In the end, what strikes me about these women's lives is just how sad they often were. Both in their relationships with men (or in Edna's case the lack thereof, though she wasn't short of offers) and in their art, life was often a struggle. Millay was often intensely ill. Dorothy Parker tried to kill herself on more than one occasion. Ferber had perhaps the most stable personal life as well as a fair amount of popularity and success, but the success seemed to come at a cost. And Zelda would end her life in an institution. The war was over but the economy would soon take a tumble (to say the least). Prohibition was raging (though you wouldn't know it by the way the Fitzgeralds lived). And if you were too Left-leaning socially you risked being blackballed.
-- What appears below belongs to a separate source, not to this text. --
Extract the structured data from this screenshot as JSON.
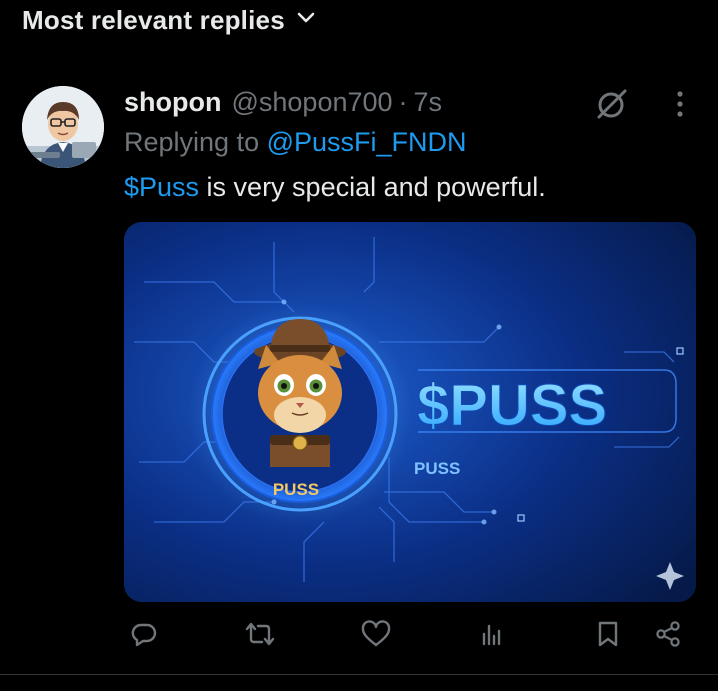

Bobbed Hair and Bathtub Gin is really just a teaser of a book. For a very broad overview of the era and lots of interesting stories about a few fascinating personalities you can't beat it. It's really just a jumping off place, though--lots of interesting facts to tuck away somewhere in the back of my mind. I could happily now pick up a book about any of the four women to learn more about their lives and their world. Or perhaps just dip into their work now. I've only read a few of Dorothy Parker's stories and perhaps a few of Millay's poems, but nothing by Ferber or Zelda Fitzgerald. I do hope to rectify that sometime soon. Until then, this was a thoroughly enjoyable peek into their lives.